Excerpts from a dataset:
§
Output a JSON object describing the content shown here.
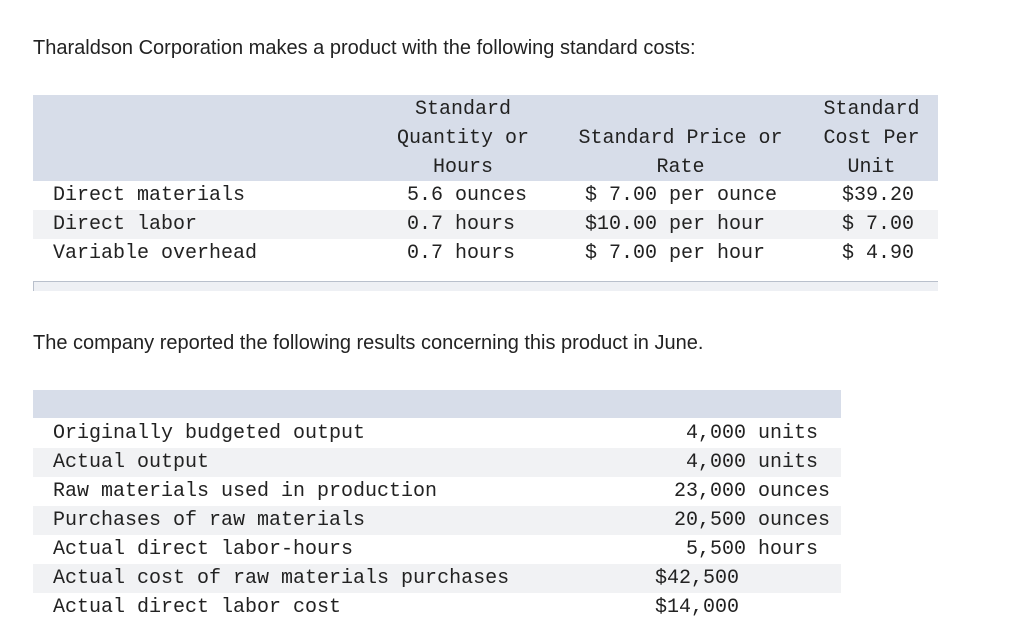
{
  "intro1": "Tharaldson Corporation makes a product with the following standard costs:",
  "table1": {
    "headers": {
      "quantity": [
        "Standard",
        "Quantity or",
        "Hours"
      ],
      "price": [
        "Standard Price or",
        "Rate"
      ],
      "cost": [
        "Standard",
        "Cost Per",
        "Unit"
      ]
    },
    "rows": [
      {
        "item": "Direct materials",
        "quantity": "5.6 ounces",
        "price": "$ 7.00 per ounce",
        "cost": "$39.20"
      },
      {
        "item": "Direct labor",
        "quantity": "0.7 hours",
        "price": "$10.00 per hour",
        "cost": "$ 7.00"
      },
      {
        "item": "Variable overhead",
        "quantity": "0.7 hours",
        "price": "$ 7.00 per hour",
        "cost": "$ 4.90"
      }
    ]
  },
  "intro2": "The company reported the following results concerning this product in June.",
  "table2": {
    "rows": [
      {
        "label": "Originally budgeted output",
        "value": "4,000 units"
      },
      {
        "label": "Actual output",
        "value": "4,000 units"
      },
      {
        "label": "Raw materials used in production",
        "value": "23,000 ounces"
      },
      {
        "label": "Purchases of raw materials",
        "value": "20,500 ounces"
      },
      {
        "label": "Actual direct labor-hours",
        "value": "5,500 hours"
      },
      {
        "label": "Actual cost of raw materials purchases",
        "value": "$42,500"
      },
      {
        "label": "Actual direct labor cost",
        "value": "$14,000"
      }
    ]
  }
}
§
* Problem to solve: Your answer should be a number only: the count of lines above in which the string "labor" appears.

* Solution to this problem: 3